1703 AD

I climbed the hill one final time to talk to him.

Upon reaching the summit, I was greeted by a warm and now familiar sight I had come to enjoy daily over the past two years. For the briefest moment I wondered how much I will miss this place; then I let it go. The cobble-lined walkway towards the temple, found atop The Ascent of a Thousand Steps and leading up to the proving grounds and the main halls beyond, was opened in the middle by a sturdy and determined cherry blossom tree featured in perpetual bloom—a truly spectacular sight to behold. The surrounding earth was carpeted in thick, attentively manicured grass, and the butterflies still preferred this particular spot over any other in the entirety of the vast temple gardens to frolic about.

Senpai Yasahiro was raking the fallen blossoms again into neat little piles on the lawn. I always thought he approached the task of yard work with more delicacy than required, but he always seemed so content in his decision that I never felt the need to question him about it.

He greeted my smiling approach without breaking from his flowers.

“We remain foolish, brother. Always so eager to exact our will–“

He drew the rake across the lawn, pulling a few flowers along; others would slip between the prongs and be left behind.

“–that we never appreciate what can be all by itself.”

He gestured with his down-turned head to the remainder of unraked flowers off at the rear of the cherry blossom before turning back to me and capturing my gaze. His eyes were the softest sky blue.

“Just as you already know the answers you think you seek, you come not seeking truth.”

He returns to the fallen flora.

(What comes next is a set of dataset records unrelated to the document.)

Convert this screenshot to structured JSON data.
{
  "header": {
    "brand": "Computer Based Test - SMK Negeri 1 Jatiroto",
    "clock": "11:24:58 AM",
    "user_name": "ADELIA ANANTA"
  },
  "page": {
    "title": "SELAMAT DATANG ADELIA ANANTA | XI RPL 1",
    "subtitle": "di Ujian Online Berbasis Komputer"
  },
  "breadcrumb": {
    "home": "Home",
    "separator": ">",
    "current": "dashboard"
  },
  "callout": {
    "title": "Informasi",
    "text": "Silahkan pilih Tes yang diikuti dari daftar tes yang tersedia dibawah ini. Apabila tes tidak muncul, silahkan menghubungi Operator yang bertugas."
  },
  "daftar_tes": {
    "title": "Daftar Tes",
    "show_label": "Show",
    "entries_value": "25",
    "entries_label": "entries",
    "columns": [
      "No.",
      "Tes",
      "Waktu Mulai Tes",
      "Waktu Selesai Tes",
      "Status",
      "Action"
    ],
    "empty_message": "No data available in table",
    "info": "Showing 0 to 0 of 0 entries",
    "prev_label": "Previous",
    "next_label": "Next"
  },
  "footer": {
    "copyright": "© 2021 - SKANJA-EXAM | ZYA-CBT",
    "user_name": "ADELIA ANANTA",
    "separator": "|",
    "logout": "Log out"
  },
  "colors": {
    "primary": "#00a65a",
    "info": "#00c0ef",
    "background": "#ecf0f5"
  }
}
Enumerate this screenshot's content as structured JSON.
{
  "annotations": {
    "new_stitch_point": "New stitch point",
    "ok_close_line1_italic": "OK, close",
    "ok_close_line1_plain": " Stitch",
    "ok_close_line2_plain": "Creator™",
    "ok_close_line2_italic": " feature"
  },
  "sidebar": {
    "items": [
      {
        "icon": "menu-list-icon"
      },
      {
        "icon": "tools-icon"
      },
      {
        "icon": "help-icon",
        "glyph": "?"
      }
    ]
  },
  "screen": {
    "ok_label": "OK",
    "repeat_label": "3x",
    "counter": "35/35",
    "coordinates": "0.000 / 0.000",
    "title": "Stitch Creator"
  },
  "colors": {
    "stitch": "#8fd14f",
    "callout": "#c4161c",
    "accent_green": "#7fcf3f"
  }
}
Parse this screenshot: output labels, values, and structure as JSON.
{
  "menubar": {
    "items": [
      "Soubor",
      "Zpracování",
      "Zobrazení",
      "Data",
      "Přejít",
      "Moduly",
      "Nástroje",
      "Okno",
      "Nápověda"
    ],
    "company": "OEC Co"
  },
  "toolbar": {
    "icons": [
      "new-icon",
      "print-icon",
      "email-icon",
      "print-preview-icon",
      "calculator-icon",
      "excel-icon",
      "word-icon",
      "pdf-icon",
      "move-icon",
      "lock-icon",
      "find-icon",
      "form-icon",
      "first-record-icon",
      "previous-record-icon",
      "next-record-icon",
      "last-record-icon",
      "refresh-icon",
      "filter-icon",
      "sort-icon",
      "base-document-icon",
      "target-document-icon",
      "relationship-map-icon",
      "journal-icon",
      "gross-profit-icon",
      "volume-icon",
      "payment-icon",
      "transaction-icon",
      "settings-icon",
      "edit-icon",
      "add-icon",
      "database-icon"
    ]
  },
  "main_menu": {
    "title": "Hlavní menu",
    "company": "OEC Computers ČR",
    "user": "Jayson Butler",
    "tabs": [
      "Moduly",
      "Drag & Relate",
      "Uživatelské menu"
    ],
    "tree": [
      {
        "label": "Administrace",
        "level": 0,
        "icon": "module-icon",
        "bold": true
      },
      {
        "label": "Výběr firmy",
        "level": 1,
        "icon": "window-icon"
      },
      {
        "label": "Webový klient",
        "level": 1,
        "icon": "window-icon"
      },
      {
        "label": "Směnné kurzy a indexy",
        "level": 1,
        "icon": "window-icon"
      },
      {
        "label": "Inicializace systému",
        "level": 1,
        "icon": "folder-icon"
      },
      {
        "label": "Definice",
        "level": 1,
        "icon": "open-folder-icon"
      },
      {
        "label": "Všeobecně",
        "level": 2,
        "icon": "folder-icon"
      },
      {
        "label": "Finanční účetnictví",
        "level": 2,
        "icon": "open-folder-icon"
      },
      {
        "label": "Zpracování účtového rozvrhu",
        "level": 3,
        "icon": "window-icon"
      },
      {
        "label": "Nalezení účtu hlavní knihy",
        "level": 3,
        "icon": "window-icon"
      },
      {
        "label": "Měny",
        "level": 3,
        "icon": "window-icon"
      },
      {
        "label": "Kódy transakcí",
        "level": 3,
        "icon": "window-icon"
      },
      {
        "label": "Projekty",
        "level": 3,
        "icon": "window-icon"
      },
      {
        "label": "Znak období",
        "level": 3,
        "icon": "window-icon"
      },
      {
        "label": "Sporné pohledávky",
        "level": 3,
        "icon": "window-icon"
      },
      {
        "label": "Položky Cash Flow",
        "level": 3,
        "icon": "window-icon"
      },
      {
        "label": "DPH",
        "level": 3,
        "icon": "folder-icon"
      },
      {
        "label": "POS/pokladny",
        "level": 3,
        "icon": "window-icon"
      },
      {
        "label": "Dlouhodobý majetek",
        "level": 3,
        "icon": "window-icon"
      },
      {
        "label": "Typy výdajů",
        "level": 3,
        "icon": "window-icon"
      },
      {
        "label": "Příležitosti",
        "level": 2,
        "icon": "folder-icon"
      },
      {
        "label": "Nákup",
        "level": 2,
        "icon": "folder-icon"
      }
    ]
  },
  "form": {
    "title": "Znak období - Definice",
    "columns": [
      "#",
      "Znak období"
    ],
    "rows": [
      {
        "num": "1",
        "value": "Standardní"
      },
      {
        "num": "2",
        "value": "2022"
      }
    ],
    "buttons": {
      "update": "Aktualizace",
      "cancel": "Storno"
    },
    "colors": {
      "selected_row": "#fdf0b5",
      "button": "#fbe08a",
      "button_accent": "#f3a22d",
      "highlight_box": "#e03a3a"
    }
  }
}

“My final teaching to you is this:  Even as I willingly rake these flowers, it is done with the understanding that tomorrow the wind will blow again.”